The bride is the daughter of the late James Raymond Davenport III and Debra Burton Davenport of Columbia. After earning her bachelor’s degree in English at the University of South Carolina, she is now pursuing a master’s degree in public history there as a recipient of the Becht Fellowship. She is employed with Historic Columbia as a graduate curator.
The groom is the son of Mr. Jeffery Allen Flowers and Mrs. Erin Michelle Flowers of Hummelstown, Pennsylvania. He received his bachelor’s degree in business administration from the College of William & Mary and his Juris Doctor from the University of South Carolina. He works as an attorney for the South Carolina Department of Consumer Affairs.
Maids of honor were Kayla Small and Danielle Smith. Bridesmaids were Emily Eckert, Sydney Ford, Sara Goodwin, Hannah Greenway, Claire Kudlata, Jenny Overfield, Callie Thompson, and Taylor Trachtenberg.
The best man was the groom’s brother, Christian Flowers. Groomsmen were Jamie Cooke, Brian DeWillie, Konstantine Diamaduros, James Giebink, Spencer Giles, T. J. Harrington, Sean Kelley, and Adam Stovall.
The bride, given in marriage by her mother, wore a custom Eugenia Couture gown of lace and tulle, with a train of alternating silk and lace panels.
The flower girl was Adair Hinson, and the ring bearers were Colton Fisher and Logan Fisher.
Greeters were Sydney Kirk and Laurel Kirk, and Kathleen Kirk was the guest book attendant.
After a honeymoon in Punta Cana, the couple will reside in Columbia.
In her own words
Q: How did you meet?
A: We met through a mismatched assortment of mutual friends!

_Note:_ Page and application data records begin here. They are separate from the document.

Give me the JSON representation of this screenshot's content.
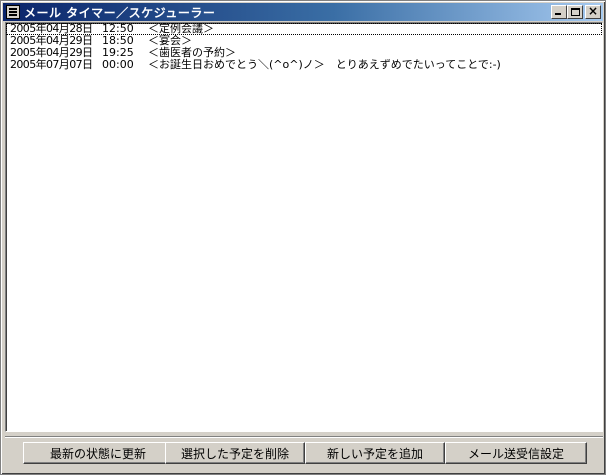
{
  "window": {
    "title": "メール タイマー／スケジューラー"
  },
  "schedule": {
    "items": [
      {
        "date": "2005年04月28日",
        "time": "12:50",
        "subject": "＜定例会議＞"
      },
      {
        "date": "2005年04月29日",
        "time": "18:50",
        "subject": "＜宴会＞"
      },
      {
        "date": "2005年04月29日",
        "time": "19:25",
        "subject": "＜歯医者の予約＞"
      },
      {
        "date": "2005年07月07日",
        "time": "00:00",
        "subject": "＜お誕生日おめでとう＼(^o^)ノ＞　とりあえずめでたいってことで:-)"
      }
    ]
  },
  "buttons": {
    "refresh": "最新の状態に更新",
    "delete_selected": "選択した予定を削除",
    "add_new": "新しい予定を追加",
    "mail_settings": "メール送受信設定"
  }
}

Q: When did you know your spouse was “the one”?
A: Our first date! On a picnic in Finlay Park, Jacob ended up saving a stray dog that wandered near our spot and returning the little guy home. From then on, Catherine knew he was special.
Q: Tell us about the proposal.

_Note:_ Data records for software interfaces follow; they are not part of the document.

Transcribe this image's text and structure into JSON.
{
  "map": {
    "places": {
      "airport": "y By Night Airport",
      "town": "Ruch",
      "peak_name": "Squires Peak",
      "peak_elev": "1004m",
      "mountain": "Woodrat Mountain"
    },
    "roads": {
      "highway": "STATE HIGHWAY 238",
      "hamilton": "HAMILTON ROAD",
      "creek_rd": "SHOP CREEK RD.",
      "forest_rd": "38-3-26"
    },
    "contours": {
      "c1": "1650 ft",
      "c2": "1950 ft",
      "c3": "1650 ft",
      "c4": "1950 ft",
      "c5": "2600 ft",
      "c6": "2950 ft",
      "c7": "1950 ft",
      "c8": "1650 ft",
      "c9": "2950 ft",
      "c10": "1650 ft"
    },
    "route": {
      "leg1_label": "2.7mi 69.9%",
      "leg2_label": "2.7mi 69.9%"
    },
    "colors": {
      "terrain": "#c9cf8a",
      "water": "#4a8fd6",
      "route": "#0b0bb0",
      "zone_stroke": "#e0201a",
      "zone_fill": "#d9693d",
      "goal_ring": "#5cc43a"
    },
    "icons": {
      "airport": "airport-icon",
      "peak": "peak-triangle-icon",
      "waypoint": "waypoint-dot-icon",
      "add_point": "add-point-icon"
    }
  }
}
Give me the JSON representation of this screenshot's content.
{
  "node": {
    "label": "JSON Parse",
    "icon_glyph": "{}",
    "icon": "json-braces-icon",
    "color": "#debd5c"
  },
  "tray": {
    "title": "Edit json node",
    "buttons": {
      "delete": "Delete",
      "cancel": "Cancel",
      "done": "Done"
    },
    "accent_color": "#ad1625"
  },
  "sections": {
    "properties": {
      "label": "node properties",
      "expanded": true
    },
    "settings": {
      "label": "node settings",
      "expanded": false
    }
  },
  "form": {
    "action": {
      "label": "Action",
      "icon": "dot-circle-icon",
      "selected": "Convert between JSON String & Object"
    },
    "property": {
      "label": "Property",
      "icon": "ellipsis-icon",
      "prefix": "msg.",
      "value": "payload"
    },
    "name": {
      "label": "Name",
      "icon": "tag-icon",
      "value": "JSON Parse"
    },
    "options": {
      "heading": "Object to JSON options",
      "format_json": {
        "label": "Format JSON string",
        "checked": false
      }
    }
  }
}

A: Jacob took Catherine back to Finlay Park on their one-year anniversary, under the pretense of recreating the picnic they shared on their first date. As the sun set over Columbia, the city where we had met, he asked if she would be his wife (and of course, she said yes).
Q: What was your favorite part of the wedding day?

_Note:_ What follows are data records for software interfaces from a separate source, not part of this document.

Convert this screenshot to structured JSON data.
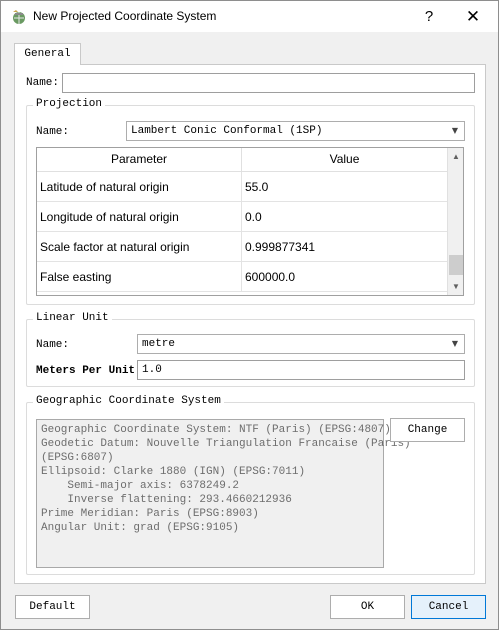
{
  "window": {
    "title": "New Projected Coordinate System",
    "help_label": "?",
    "close_label": "✕",
    "icon": "globe-app-icon"
  },
  "tabs": [
    {
      "label": "General",
      "selected": true
    }
  ],
  "general": {
    "name_label": "Name:",
    "name_value": ""
  },
  "projection": {
    "group_title": "Projection",
    "name_label": "Name:",
    "name_value": "Lambert Conic Conformal (1SP)",
    "table": {
      "headers": [
        "Parameter",
        "Value"
      ],
      "rows": [
        {
          "parameter": "Latitude of natural origin",
          "value": "55.0"
        },
        {
          "parameter": "Longitude of natural origin",
          "value": "0.0"
        },
        {
          "parameter": "Scale factor at natural origin",
          "value": "0.999877341"
        },
        {
          "parameter": "False easting",
          "value": "600000.0"
        }
      ]
    }
  },
  "linear_unit": {
    "group_title": "Linear Unit",
    "name_label": "Name:",
    "name_value": "metre",
    "meters_label": "Meters Per Unit:",
    "meters_value": "1.0"
  },
  "gcs": {
    "group_title": "Geographic Coordinate System",
    "lines": [
      "Geographic Coordinate System: NTF (Paris) (EPSG:4807)",
      "Geodetic Datum: Nouvelle Triangulation Francaise (Paris)",
      "(EPSG:6807)",
      "Ellipsoid: Clarke 1880 (IGN) (EPSG:7011)",
      "    Semi-major axis: 6378249.2",
      "    Inverse flattening: 293.4660212936",
      "Prime Meridian: Paris (EPSG:8903)",
      "Angular Unit: grad (EPSG:9105)"
    ],
    "change_label": "Change"
  },
  "footer": {
    "default_label": "Default",
    "ok_label": "OK",
    "cancel_label": "Cancel"
  },
  "colors": {
    "accent": "#0078d7",
    "background": "#f0f0f0"
  }
}
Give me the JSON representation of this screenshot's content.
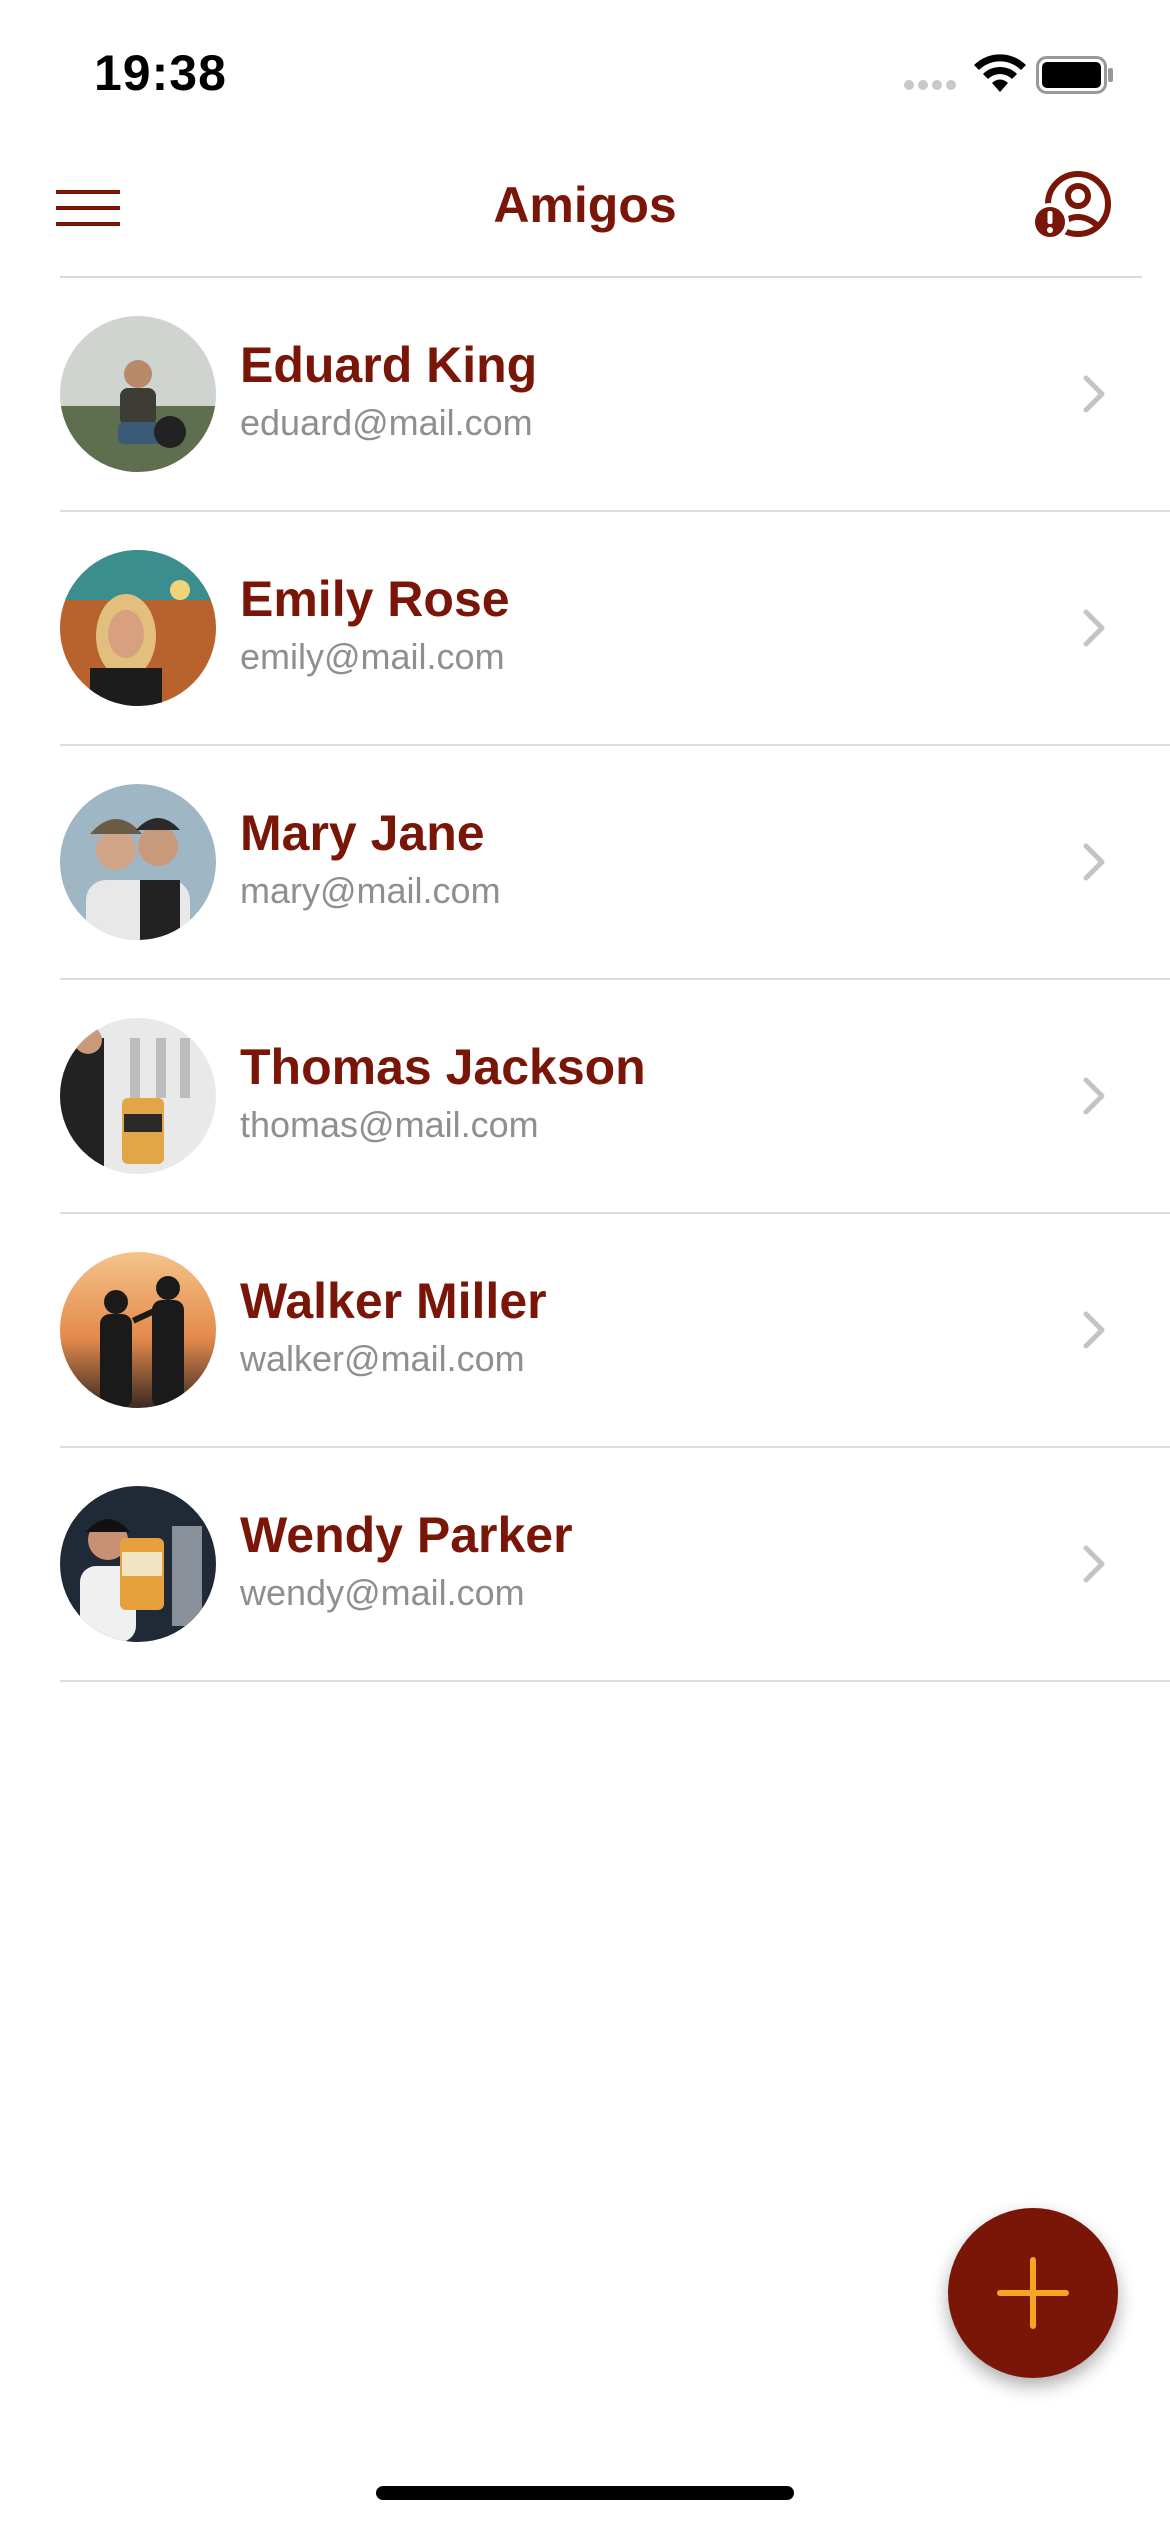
{
  "status_bar": {
    "time": "19:38"
  },
  "nav": {
    "title": "Amigos",
    "left_icon": "hamburger-menu-icon",
    "right_icon": "profile-alert-icon"
  },
  "contacts": [
    {
      "name": "Eduard King",
      "email": "eduard@mail.com"
    },
    {
      "name": "Emily Rose",
      "email": "emily@mail.com"
    },
    {
      "name": "Mary Jane",
      "email": "mary@mail.com"
    },
    {
      "name": "Thomas Jackson",
      "email": "thomas@mail.com"
    },
    {
      "name": "Walker Miller",
      "email": "walker@mail.com"
    },
    {
      "name": "Wendy Parker",
      "email": "wendy@mail.com"
    }
  ],
  "fab": {
    "icon": "plus-icon"
  },
  "colors": {
    "brand": "#7a1608",
    "accent": "#f5a623",
    "secondary_text": "#8e8e93",
    "divider": "#dcdcdc"
  }
}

A: Jacob surprised Catherine with a moving tribute to her dad. After losing him to cancer four years earlier, everyone missed his warm presence on this special day. So, Jacob gathered a video of Catherine’s parents’ wedding day and arranged for it to be played on a large screen while they had their first dance – “so that he can share our dance with us.”
Q: How did you choose the venue where you were be married?
A: The Lace House was truly the only place for us. The history, the beautiful architecture, and the gorgeous gardens were perfect for giving out-of-town guests a glimpse of the South.
Q: What was the significance of the music played during your ceremony?
A: Our first dance song, Art Garfunkel’s “I Only Have Eyes for You,” is a favorite of the bride and was so special to hear over her parents’ wedding video. And you bet we also embraced the corniness of every classic reception song.
Q: Did you have something old, something new, something borrowed, something blue? What were they?
A: I carried carried a pearl clutch purse that has been in my family since the 1920s for my “something old.”
My dress was my “something new.”
“Something borrowed” was a necklace made from the engagement diamond my dad gave my mom.
And “something blue” was a heart sewn into my dress from the fabric of one of my dad’s blue shirts that he wore every day as a journalist (at The State for a long time). He was near me the whole day.